This was my debut publication, 2007 in Pulp. I was 21, still at University wrestling with the page. It’s neat to revisit the work as German media find their way to my home on Symonds St for an interview, as part of NZ being the Guest of Honour for the Frankfurt Book Fair in October. I’m still wrestling with the page.
Love in the diamond light of far flung stars looks like this: a man and his prize, a woman and her champion, Ponsonby hope-smoke in the tousled hair of both. Still burning off incense sticks and the fucking fantastic ruby embers keep flaking down into the oblivion beside the love nest, the timber floored love nest, the grey-white walled love nest.
“Call me Milla and don’t treat me like a garden.’
If his body is a city, see me perched (a bird) above the rage, cream feathered on some tower, building, floors above the ground. The victor thinks (says) I am a town, thick with shacks where thoughts live married and bred to themselves ‘even in the yards where flowers should be, the children of your thoughts flitter and quiver in the wind. All of them honey-haired.’
I talk about everything, my girlhood and the since gathered organ-hearts (in my purse, come look at them beating, listen) the way the colour blue inspires happiness, angles to look at a woman, how to read rain out of a clear sky.
Everything. ‘I’m in pursuit of distance, but I can’t get that here, not in Auckland.
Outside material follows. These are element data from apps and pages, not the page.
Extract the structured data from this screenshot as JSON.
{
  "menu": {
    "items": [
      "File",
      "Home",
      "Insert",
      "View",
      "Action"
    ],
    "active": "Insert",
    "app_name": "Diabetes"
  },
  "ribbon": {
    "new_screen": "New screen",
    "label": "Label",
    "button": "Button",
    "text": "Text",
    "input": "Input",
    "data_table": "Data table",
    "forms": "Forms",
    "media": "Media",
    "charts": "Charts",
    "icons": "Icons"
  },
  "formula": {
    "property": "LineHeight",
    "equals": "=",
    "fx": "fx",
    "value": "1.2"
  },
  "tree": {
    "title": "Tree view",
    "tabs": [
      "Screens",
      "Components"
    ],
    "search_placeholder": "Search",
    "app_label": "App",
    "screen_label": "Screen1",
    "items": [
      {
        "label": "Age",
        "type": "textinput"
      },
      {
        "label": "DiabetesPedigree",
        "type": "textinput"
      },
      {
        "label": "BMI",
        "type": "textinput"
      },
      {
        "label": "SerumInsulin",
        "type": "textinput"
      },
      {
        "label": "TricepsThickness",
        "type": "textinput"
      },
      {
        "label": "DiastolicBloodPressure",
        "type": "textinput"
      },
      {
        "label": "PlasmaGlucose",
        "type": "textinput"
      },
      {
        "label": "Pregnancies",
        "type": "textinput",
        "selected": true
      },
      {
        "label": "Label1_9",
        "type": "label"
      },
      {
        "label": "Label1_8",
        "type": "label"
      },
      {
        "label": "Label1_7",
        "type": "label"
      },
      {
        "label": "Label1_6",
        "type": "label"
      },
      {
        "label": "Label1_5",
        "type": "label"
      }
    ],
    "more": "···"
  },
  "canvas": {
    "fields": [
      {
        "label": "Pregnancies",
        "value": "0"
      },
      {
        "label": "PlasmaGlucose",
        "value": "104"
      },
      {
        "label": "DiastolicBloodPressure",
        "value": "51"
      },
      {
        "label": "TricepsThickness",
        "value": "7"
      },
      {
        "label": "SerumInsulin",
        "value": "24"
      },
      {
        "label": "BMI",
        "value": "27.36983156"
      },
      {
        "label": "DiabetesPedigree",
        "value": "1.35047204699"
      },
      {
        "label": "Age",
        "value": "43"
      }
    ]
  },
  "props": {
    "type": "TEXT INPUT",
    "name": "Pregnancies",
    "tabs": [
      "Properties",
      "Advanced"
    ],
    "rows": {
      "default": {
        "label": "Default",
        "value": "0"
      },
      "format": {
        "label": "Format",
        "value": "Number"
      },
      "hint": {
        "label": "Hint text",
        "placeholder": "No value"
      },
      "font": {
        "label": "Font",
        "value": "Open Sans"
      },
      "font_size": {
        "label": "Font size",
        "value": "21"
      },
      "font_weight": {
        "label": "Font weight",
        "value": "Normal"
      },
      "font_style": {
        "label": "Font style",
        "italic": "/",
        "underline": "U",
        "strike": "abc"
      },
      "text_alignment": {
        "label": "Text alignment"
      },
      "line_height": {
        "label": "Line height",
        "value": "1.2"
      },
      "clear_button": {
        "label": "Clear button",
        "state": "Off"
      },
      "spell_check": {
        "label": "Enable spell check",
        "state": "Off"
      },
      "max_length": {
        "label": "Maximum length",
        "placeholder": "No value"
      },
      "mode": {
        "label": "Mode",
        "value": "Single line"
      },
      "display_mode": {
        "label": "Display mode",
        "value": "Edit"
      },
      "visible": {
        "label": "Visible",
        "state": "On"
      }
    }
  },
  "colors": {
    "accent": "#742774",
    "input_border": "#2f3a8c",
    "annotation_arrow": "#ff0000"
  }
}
Everywhere are bodies, words that leave my mouth come back the next day open and purple bled. In the city we feed off each other’s truths, it’s fucking sick but fucking human.’
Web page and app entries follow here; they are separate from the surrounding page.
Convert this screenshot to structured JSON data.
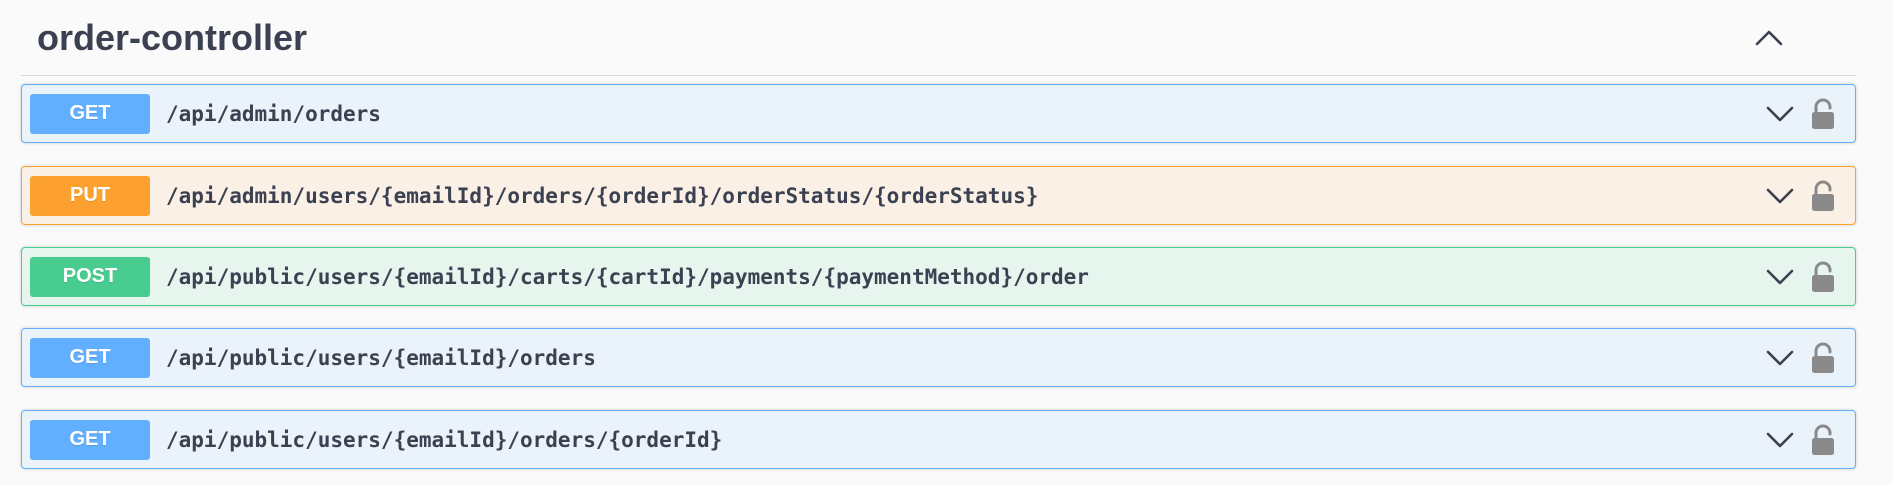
{
  "tag": {
    "title": "order-controller",
    "toggle_icon": "chevron-up-icon"
  },
  "operations": [
    {
      "method": "GET",
      "path": "/api/admin/orders",
      "color": "#61affe",
      "chevron_icon": "chevron-down-icon",
      "lock_icon": "unlocked-icon"
    },
    {
      "method": "PUT",
      "path": "/api/admin/users/{emailId}/orders/{orderId}/orderStatus/{orderStatus}",
      "color": "#fca130",
      "chevron_icon": "chevron-down-icon",
      "lock_icon": "unlocked-icon"
    },
    {
      "method": "POST",
      "path": "/api/public/users/{emailId}/carts/{cartId}/payments/{paymentMethod}/order",
      "color": "#49cc90",
      "chevron_icon": "chevron-down-icon",
      "lock_icon": "unlocked-icon"
    },
    {
      "method": "GET",
      "path": "/api/public/users/{emailId}/orders",
      "color": "#61affe",
      "chevron_icon": "chevron-down-icon",
      "lock_icon": "unlocked-icon"
    },
    {
      "method": "GET",
      "path": "/api/public/users/{emailId}/orders/{orderId}",
      "color": "#61affe",
      "chevron_icon": "chevron-down-icon",
      "lock_icon": "unlocked-icon"
    }
  ]
}
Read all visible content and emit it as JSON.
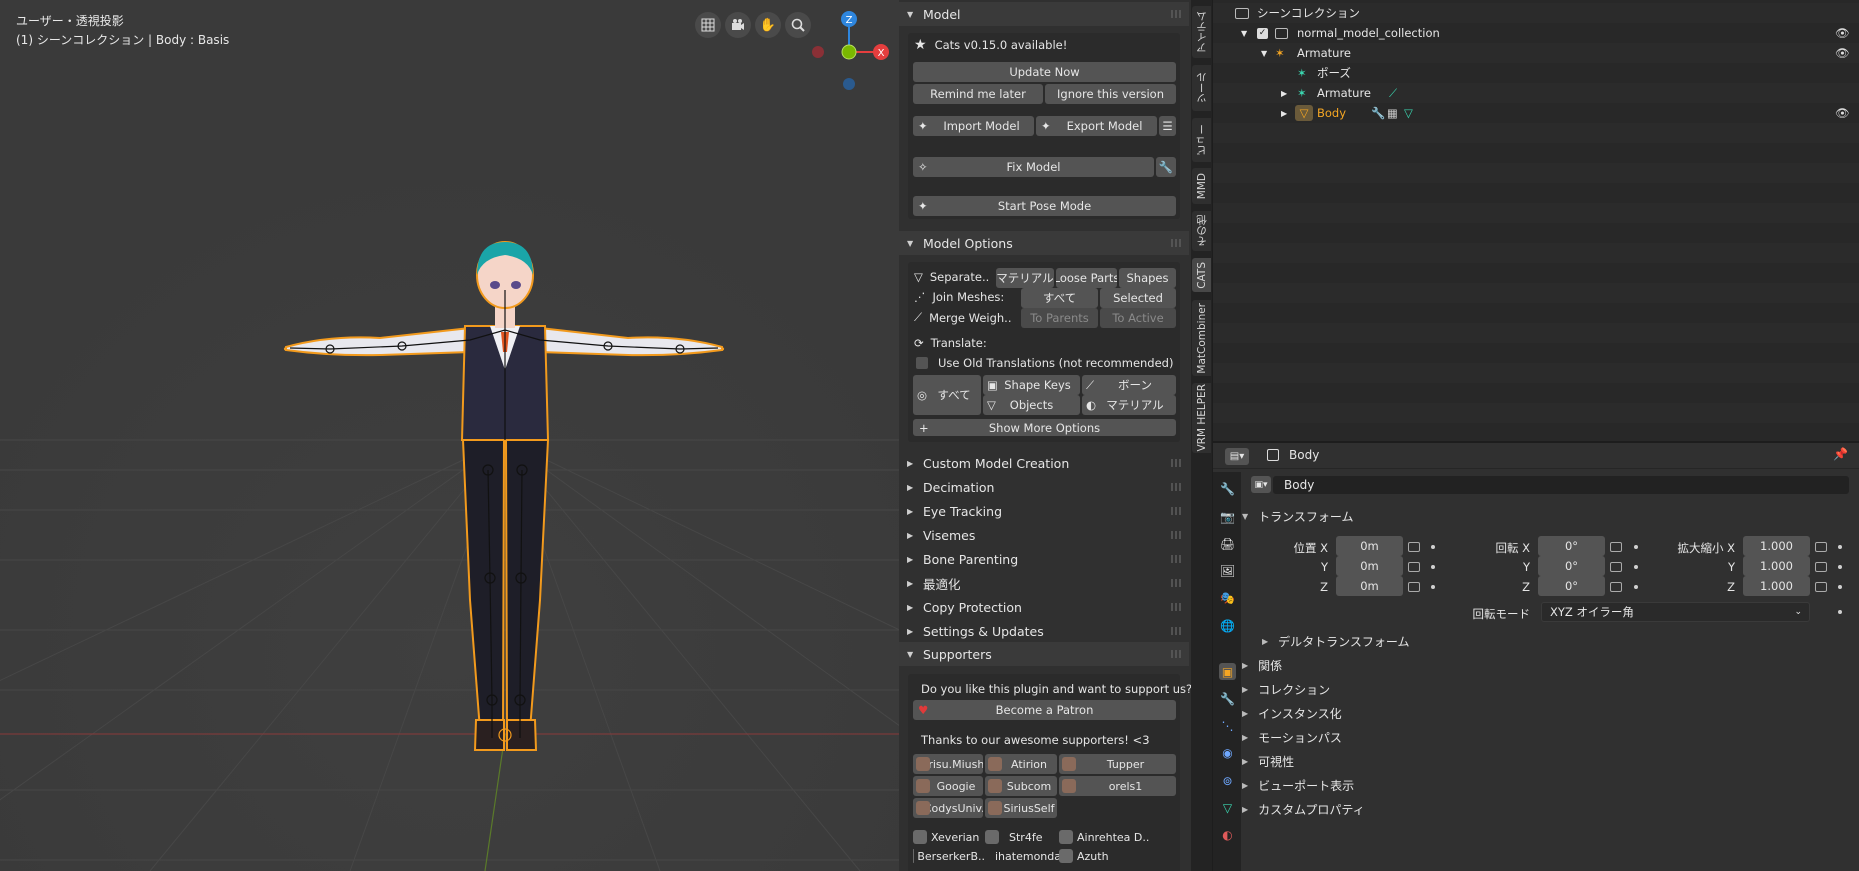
{
  "viewport": {
    "view_name": "ユーザー・透視投影",
    "context": "(1) シーンコレクション | Body : Basis",
    "gizmo": {
      "z": "Z",
      "x": "X"
    }
  },
  "npanel": {
    "model": {
      "header": "Model",
      "update_notice": "Cats v0.15.0 available!",
      "update_now": "Update Now",
      "remind_later": "Remind me later",
      "ignore_version": "Ignore this version",
      "import_model": "Import Model",
      "export_model": "Export Model",
      "fix_model": "Fix Model",
      "start_pose_mode": "Start Pose Mode"
    },
    "model_options": {
      "header": "Model Options",
      "separate_label": "Separate..",
      "separate_material": "マテリアル",
      "separate_loose": "Loose Parts",
      "separate_shapes": "Shapes",
      "join_label": "Join Meshes:",
      "join_all": "すべて",
      "join_selected": "Selected",
      "merge_label": "Merge Weigh..",
      "merge_parents": "To Parents",
      "merge_active": "To Active",
      "translate_label": "Translate:",
      "old_translations": "Use Old Translations (not recommended)",
      "translate_all": "すべて",
      "shape_keys": "Shape Keys",
      "bones": "ボーン",
      "objects": "Objects",
      "materials": "マテリアル",
      "show_more": "Show More Options"
    },
    "collapsed_sections": [
      "Custom Model Creation",
      "Decimation",
      "Eye Tracking",
      "Visemes",
      "Bone Parenting",
      "最適化",
      "Copy Protection",
      "Settings & Updates"
    ],
    "supporters": {
      "header": "Supporters",
      "question": "Do you like this plugin and want to support us?",
      "patron": "Become a Patron",
      "thanks": "Thanks to our awesome supporters! <3",
      "boxed": [
        "Krisu.Miushy",
        "Atirion",
        "Tupper",
        "Googie",
        "Subcom",
        "orels1",
        "CodysUniv..",
        "SiriusSelf"
      ],
      "plain": [
        "Xeverian",
        "Str4fe",
        "Ainrehtea D..",
        "BerserkerB..",
        "ihatemonda..",
        "Azuth"
      ]
    }
  },
  "tabs": [
    "アイテム",
    "ツール",
    "ビュー",
    "MMD",
    "その他",
    "CATS",
    "MatCombiner",
    "VRM HELPER"
  ],
  "outliner": {
    "rows": [
      {
        "label": "シーンコレクション"
      },
      {
        "label": "normal_model_collection"
      },
      {
        "label": "Armature"
      },
      {
        "label": "ポーズ"
      },
      {
        "label": "Armature"
      },
      {
        "label": "Body"
      }
    ]
  },
  "properties": {
    "header_name": "Body",
    "object_name": "Body",
    "transform_header": "トランスフォーム",
    "location_label": "位置 X",
    "rotation_label": "回転 X",
    "scale_label": "拡大縮小 X",
    "y": "Y",
    "z": "Z",
    "loc": [
      "0m",
      "0m",
      "0m"
    ],
    "rot": [
      "0°",
      "0°",
      "0°"
    ],
    "scale": [
      "1.000",
      "1.000",
      "1.000"
    ],
    "rotation_mode_label": "回転モード",
    "rotation_mode": "XYZ オイラー角",
    "delta": "デルタトランスフォーム",
    "sections": [
      "関係",
      "コレクション",
      "インスタンス化",
      "モーションパス",
      "可視性",
      "ビューポート表示",
      "カスタムプロパティ"
    ]
  },
  "colors": {
    "accent_orange": "#f5a623",
    "selected_outline": "#f0a030",
    "x_axis": "#e53e3e",
    "y_axis": "#7ab800",
    "z_axis": "#2e86de"
  }
}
He wonders about me. What a wonder I am. And how did he get this? Win this? These bunched up moments where limbs appear entwined appear rainbow struck in the silver glass at the bed’s end. The mirror is draped with saris and photos of friends I loved, the victor mentions fate and how did he get this, me? The all of me unravelled in linen, and do I know how I look in this light? How beautiful my face is against the ugliness of the world, all of it, the wish-eating all of it, do I know?
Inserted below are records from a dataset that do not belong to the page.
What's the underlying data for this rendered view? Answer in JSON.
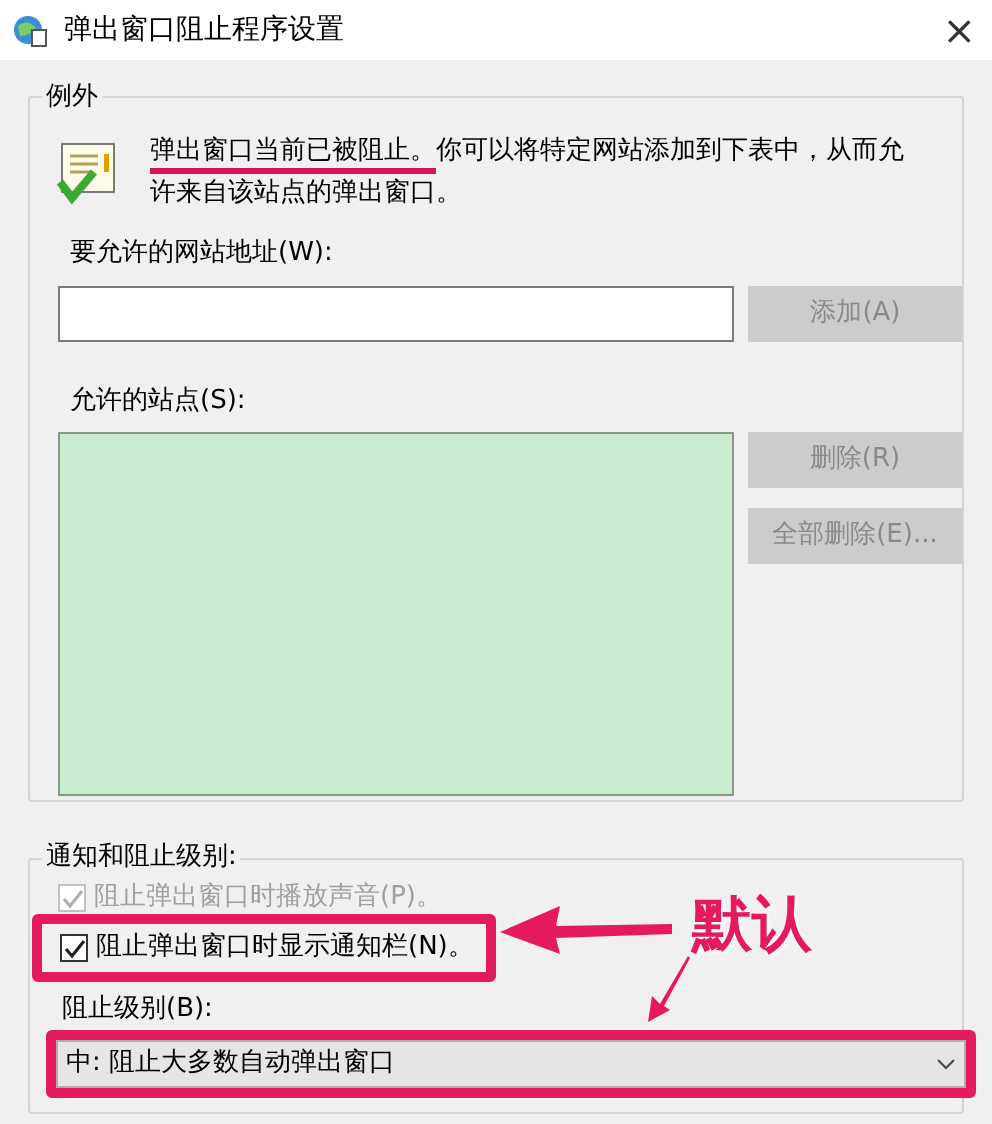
{
  "window": {
    "title": "弹出窗口阻止程序设置",
    "close": "×"
  },
  "exceptions": {
    "legend": "例外",
    "message": {
      "marked": "弹出窗口当前已被阻止。",
      "rest": "你可以将特定网站添加到下表中，从而允许来自该站点的弹出窗口。"
    },
    "address_label": "要允许的网站地址(W):",
    "add_button": {
      "label": "添加(A)",
      "disabled": true
    },
    "sites_label": "允许的站点(S):",
    "buttons": [
      {
        "label": "删除(R)",
        "disabled": true
      },
      {
        "label": "全部删除(E)...",
        "disabled": true
      }
    ]
  },
  "notifications": {
    "legend": "通知和阻止级别:",
    "options": [
      {
        "label": "阻止弹出窗口时播放声音(P)。",
        "checked": true,
        "disabled": true
      },
      {
        "label": "阻止弹出窗口时显示通知栏(N)。",
        "checked": true,
        "disabled": false
      }
    ],
    "level_label": "阻止级别(B):",
    "level_value": "中: 阻止大多数自动弹出窗口"
  },
  "annotation": {
    "text": "默认"
  }
}
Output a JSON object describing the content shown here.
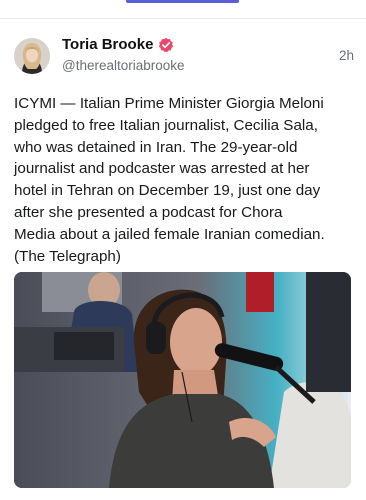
{
  "post": {
    "author_name": "Toria Brooke",
    "handle": "@therealtoriabrooke",
    "timestamp": "2h",
    "text": "ICYMI — Italian Prime Minister Giorgia Meloni\npledged to free Italian journalist, Cecilia Sala,\nwho was detained in Iran. The 29-year-old\njournalist and podcaster was arrested at her\nhotel in Tehran on December 19, just one day\nafter she presented a podcast for Chora\nMedia about a jailed female Iranian comedian.\n(The Telegraph)"
  },
  "colors": {
    "tab_indicator": "#5b5fd6",
    "verified_badge": "#e8486b",
    "secondary_text": "#6b6f76"
  },
  "icons": {
    "verified": "verified-badge-icon"
  }
}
This house sits too close to the street and the plants behind the fence have grown over and onto the footpath, the lane is jasmine stunk and rubbish frilled. The sky above the lane is a blueberry tart with her tits out (often). It doesn’t look like love; you can’t walk past the rusting strawberry paint and feel love. Strangers despair, moving around the weeds and the desperate lavender bush. They peer in through the bay window to the corner room where my life lives and the victor sleeps. Then I want to say ‘here is where love is made and destroyed. I test the waters, I check the levels, I separate design from function…’
Jamaica churns out men with satin skin, under your fingers, between your thighs and their necks stink of justice. You can take a beautiful Jamaican man to the top of Mt Eden and he might cry, talk about names for girls. I sat there once, edge of the grassy summit holding hand’s with a minister’s son, eyes to the sky he told me ‘now that we know the people we really are, seeing as there’s nothing left to become, these clouds are the only thing above us because love is god.’
He treated me like a garden, I was expected me to flower, wilt, regroup and produce golden felled leaves. Holding me at the elbows like a frail mistake of nature, the beautiful Jamaican man steered me through my own city, commanding shadows to move around us.
The victor (now) has won (for now). And this is how the city trains its young: to live not on the edge but at the fore of the horizon plucking man from men, woman from women, petals from flowers. With the sun in your eyes you can take what you like.